The book breaks down within its four defined areas: Product Branding in 1st Class Luxury, Business Class Comfort, Economy Class Value and Aero Identity. Then, passenger experience as it is provided by Sky Lights, Dining a la Jet Set, Real-Feel Customer Touchpoints and Special Needs and what constitutes required Cabin Maintenance. Finally, there is the Marketing Challenge inherent in all these categories.

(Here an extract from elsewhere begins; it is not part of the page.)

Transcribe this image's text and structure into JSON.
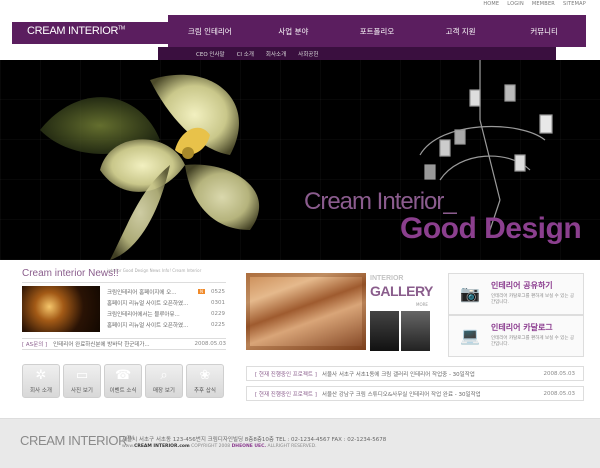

Barnaby Conrad’s Pan Am, An Aviation Legend, explores Pan Am’s contributions to many of the specifics of each of Jetliner Cabins three sections defining how the then marketing challenges were met by Pan Am. Although, as Jennifer Clay points out, “The airlines now seek to differentiate themselves by addressing individual passenger comfort,” that comfort provided by Pan Am, as “the gregarious upstairs dining experience.” And, with that, “the old-style dining in the sky made famous by Pan Am (which) still lives on in the movies and in the hearts and minds of all premium-fare passengers.”

Pan Am was in the vanguard in the “irrevocable shift in the use of leather on board aircraft” introduced in “a dramatic navy blue leather-and-sheepskin seat-cover combination in the First Class cabin of its Boeing B747 fleet.” And, at the same time Pan Am relaunched its Clipper Class as an exclusive Business Class cabin. Originally utilized on international operations, it was introduced on Pan Am’s transcontinental route, when this was certificated. It is still recalled with fond memories by the legion of Pan Am customers.

In conclusion, questions are raised with the prospective introduction of the 555-seat Airbus A380 and the new challenges it will offer for an industry to remain competitive.

Jetliner Cabins is a treasure not only for its sheer beauty of design, its comprehensive superb photos and layout but also for an erudite text.

Editor’s Note: Ms Clay’s contributions to Pan Am livery and cabin design were nonpareil.






ISBN 0-979-8-218-33203-7


Grateful acknowledgement is given to the airlines and other organizations credited in this book for permission to use their photographs.
There are other images, also credited, that come from publicly available sources, for example, company sales brochures and websites.
Pictures that are displayed without photo credits come from the Collection of J. Clay Consulting.